For example, if you’re employed and earning more than £183 a week in your main job, but you run your own limited company on the side and earn less than £183 a week in your salary from it, you’ll only pay NICs on the first job’s income.
If you have more than one job where class 1 NICs are applicable, you may be able to defer paying class 1 NICs by contacting HMRC directly.
This will give you a reduced rate of 2% on your weekly earnings between £183 and £962 in one of your jobs, instead of the standard rate of 12%.
You should make an application as soon as possible before the start of the tax year on 6 April, but HMRC will accept applications up to 14 February following the end of the tax year.

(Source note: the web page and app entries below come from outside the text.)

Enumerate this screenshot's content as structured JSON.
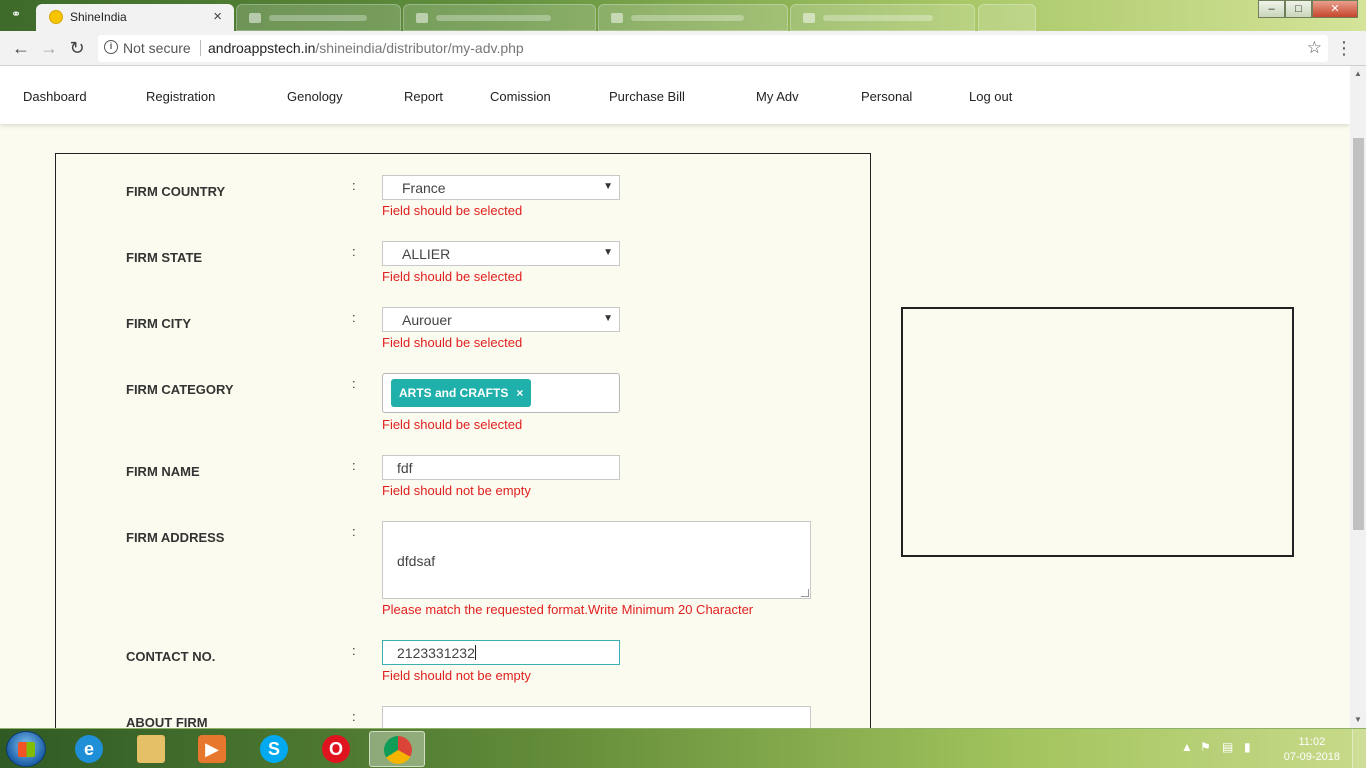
{
  "browser": {
    "active_tab": {
      "title": "ShineIndia",
      "close": "×"
    },
    "url": {
      "security": "Not secure",
      "host": "androappstech.in",
      "path": "/shineindia/distributor/my-adv.php"
    },
    "window_buttons": {
      "minimize": "–",
      "maximize": "□",
      "close": "✕"
    }
  },
  "nav": {
    "items": [
      {
        "label": "Dashboard"
      },
      {
        "label": "Registration"
      },
      {
        "label": "Genology"
      },
      {
        "label": "Report"
      },
      {
        "label": "Comission"
      },
      {
        "label": "Purchase Bill"
      },
      {
        "label": "My Adv"
      },
      {
        "label": "Personal"
      },
      {
        "label": "Log out"
      }
    ]
  },
  "form": {
    "colon": ":",
    "country": {
      "label": "FIRM COUNTRY",
      "value": "France",
      "error": "Field should be selected"
    },
    "state": {
      "label": "FIRM STATE",
      "value": "ALLIER",
      "error": "Field should be selected"
    },
    "city": {
      "label": "FIRM CITY",
      "value": "Aurouer",
      "error": "Field should be selected"
    },
    "category": {
      "label": "FIRM CATEGORY",
      "tag": "ARTS and CRAFTS",
      "tag_remove": "×",
      "error": "Field should be selected"
    },
    "name": {
      "label": "FIRM NAME",
      "value": "fdf",
      "error": "Field should not be empty"
    },
    "address": {
      "label": "FIRM ADDRESS",
      "value": "dfdsaf",
      "error": "Please match the requested format.Write Minimum 20 Character"
    },
    "contact": {
      "label": "CONTACT NO.",
      "value": "2123331232",
      "error": "Field should not be empty"
    },
    "about": {
      "label": "ABOUT FIRM",
      "value": ""
    }
  },
  "taskbar": {
    "time": "11:02",
    "date": "07-09-2018"
  },
  "icons": {
    "back": "back-arrow-icon",
    "forward": "forward-arrow-icon",
    "reload": "reload-icon",
    "star": "bookmark-star-icon",
    "menu": "chrome-menu-icon"
  }
}
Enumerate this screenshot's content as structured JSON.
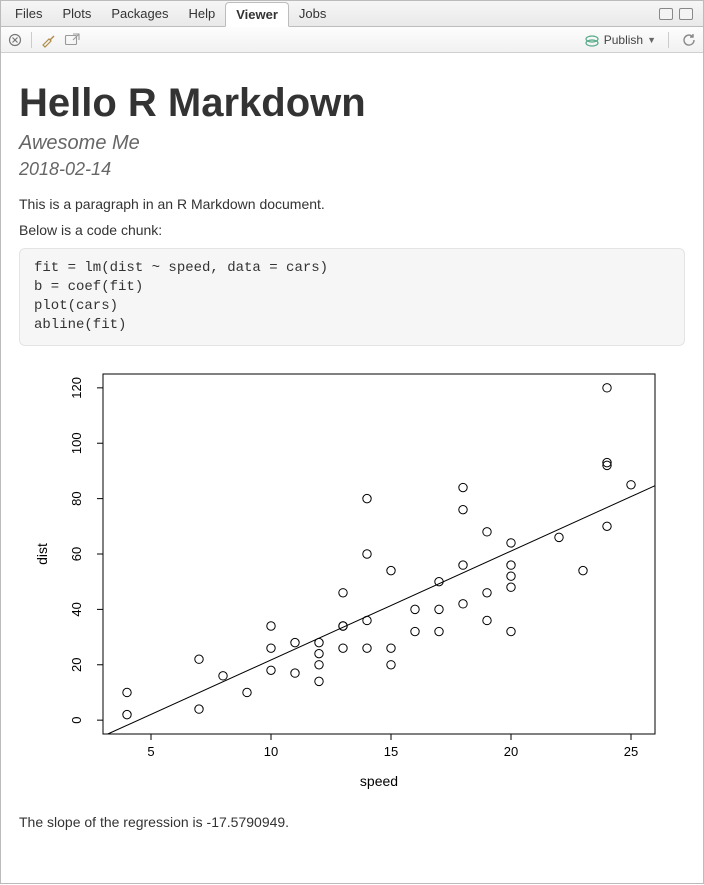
{
  "tabs": {
    "files": "Files",
    "plots": "Plots",
    "packages": "Packages",
    "help": "Help",
    "viewer": "Viewer",
    "jobs": "Jobs"
  },
  "toolbar": {
    "publish": "Publish"
  },
  "doc": {
    "title": "Hello R Markdown",
    "author": "Awesome Me",
    "date": "2018-02-14",
    "para1": "This is a paragraph in an R Markdown document.",
    "para2": "Below is a code chunk:",
    "code": "fit = lm(dist ~ speed, data = cars)\nb = coef(fit)\nplot(cars)\nabline(fit)",
    "footer": "The slope of the regression is -17.5790949."
  },
  "chart_data": {
    "type": "scatter",
    "xlabel": "speed",
    "ylabel": "dist",
    "xlim": [
      3,
      26
    ],
    "ylim": [
      -5,
      125
    ],
    "x_ticks": [
      5,
      10,
      15,
      20,
      25
    ],
    "y_ticks": [
      0,
      20,
      40,
      60,
      80,
      100,
      120
    ],
    "abline": {
      "intercept": -17.5790949,
      "slope": 3.9324088
    },
    "points": [
      {
        "x": 4,
        "y": 2
      },
      {
        "x": 4,
        "y": 10
      },
      {
        "x": 7,
        "y": 4
      },
      {
        "x": 7,
        "y": 22
      },
      {
        "x": 8,
        "y": 16
      },
      {
        "x": 9,
        "y": 10
      },
      {
        "x": 10,
        "y": 18
      },
      {
        "x": 10,
        "y": 26
      },
      {
        "x": 10,
        "y": 34
      },
      {
        "x": 11,
        "y": 17
      },
      {
        "x": 11,
        "y": 28
      },
      {
        "x": 12,
        "y": 14
      },
      {
        "x": 12,
        "y": 20
      },
      {
        "x": 12,
        "y": 24
      },
      {
        "x": 12,
        "y": 28
      },
      {
        "x": 13,
        "y": 26
      },
      {
        "x": 13,
        "y": 34
      },
      {
        "x": 13,
        "y": 34
      },
      {
        "x": 13,
        "y": 46
      },
      {
        "x": 14,
        "y": 26
      },
      {
        "x": 14,
        "y": 36
      },
      {
        "x": 14,
        "y": 60
      },
      {
        "x": 14,
        "y": 80
      },
      {
        "x": 15,
        "y": 20
      },
      {
        "x": 15,
        "y": 26
      },
      {
        "x": 15,
        "y": 54
      },
      {
        "x": 16,
        "y": 32
      },
      {
        "x": 16,
        "y": 40
      },
      {
        "x": 17,
        "y": 32
      },
      {
        "x": 17,
        "y": 40
      },
      {
        "x": 17,
        "y": 50
      },
      {
        "x": 18,
        "y": 42
      },
      {
        "x": 18,
        "y": 56
      },
      {
        "x": 18,
        "y": 76
      },
      {
        "x": 18,
        "y": 84
      },
      {
        "x": 19,
        "y": 36
      },
      {
        "x": 19,
        "y": 46
      },
      {
        "x": 19,
        "y": 68
      },
      {
        "x": 20,
        "y": 32
      },
      {
        "x": 20,
        "y": 48
      },
      {
        "x": 20,
        "y": 52
      },
      {
        "x": 20,
        "y": 56
      },
      {
        "x": 20,
        "y": 64
      },
      {
        "x": 22,
        "y": 66
      },
      {
        "x": 23,
        "y": 54
      },
      {
        "x": 24,
        "y": 70
      },
      {
        "x": 24,
        "y": 92
      },
      {
        "x": 24,
        "y": 93
      },
      {
        "x": 24,
        "y": 120
      },
      {
        "x": 25,
        "y": 85
      }
    ]
  }
}
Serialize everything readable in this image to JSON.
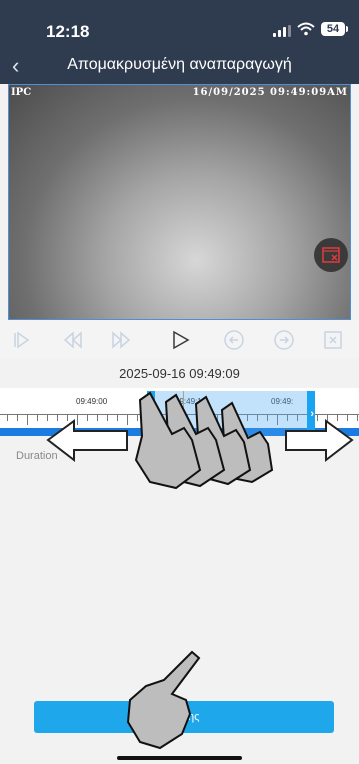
{
  "status_bar": {
    "time": "12:18",
    "battery": "54"
  },
  "nav": {
    "title": "Απομακρυσμένη αναπαραγωγή",
    "back_icon": "chevron-left-icon"
  },
  "video": {
    "channel_label": "IPC",
    "timestamp": "16/09/2025 09:49:09AM",
    "record_off_icon": "record-off-icon"
  },
  "controls": [
    "skip-to-start-icon",
    "rewind-icon",
    "fast-forward-icon",
    "play-icon",
    "previous-circle-icon",
    "next-circle-icon",
    "snapshot-icon"
  ],
  "playback": {
    "date_time": "2025-09-16 09:49:09"
  },
  "timeline": {
    "ticks": [
      "09:49:00",
      "09:49:10",
      "09:49:"
    ]
  },
  "details": {
    "duration_label": "Duration"
  },
  "save": {
    "label": "λήψης"
  },
  "colors": {
    "header": "#2f3b4f",
    "accent": "#1a7be0",
    "button": "#1fa7ec"
  }
}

Previously, self-employed workers could defer class 4 NICs, but this option is no longer available. You may be able to claim a refund for previous tax years, however, through the Government website.
If you are both employed and self-employed, you will need to pay both class 1 NICs on your employment income, and class 2 and class 4 NICs on your self-employed income.
There is, however, an HMRC annual maximum for NICs you are required to pay which applies to anyone who has more than one job or who is both employed and self-employed.
Employers are required to pay class 1 NICs at a rate of 13.8% on their employees’ income, and on certain benefits.
You can lower your liability for this by claiming the £4,000 employment allowance where applicable.
If you provide benefits-in-kind to your employees, you may also need to pay class 1A NICs. These are due by 22 July after the end of the tax year, or by 19 July if you’re paying them by post.
You might also need to pay class 1A NICs on payments over £30,000 that you make to employees when their employment ends. These should be handled through PAYE.
Credits & voluntary contributions
NI credits are available for various circumstances including unemployment, illness, maternity or paternity and more, so if there’s a period of time when you’re not paying NICs, it’s well worth checking to see if you need to make a claim.
One such credit that’s often missed by potential claimants is the specified adult childcare credit. This is available to someone who cares for a relative under the age of 12, while the child’s parent is working, where a child benefit claim has been made on that child. It’s also been made available where care has been provided remotely due to coronavirus.
If there are any periods of time where you didn’t pay NICs and couldn’t claim any credits – for instance, because your business had low profits, or you were living abroad – you may have some gaps in your NI record.
This might be a problem because you need 35 qualifying years on your record in order to receive the full new state pension. You need at least 10 full qualifying years of NICs to get any entitlement to the state pension.
To fill in those gaps, you can pay class 2 or 3 voluntary contributions depending on your circumstances. In most cases, you can only pay for gaps from the past six years, so it’s a good idea to stay on top of this to avoid missing out, but you should always seek financial advice before doing so.
Speak to us about national insurance.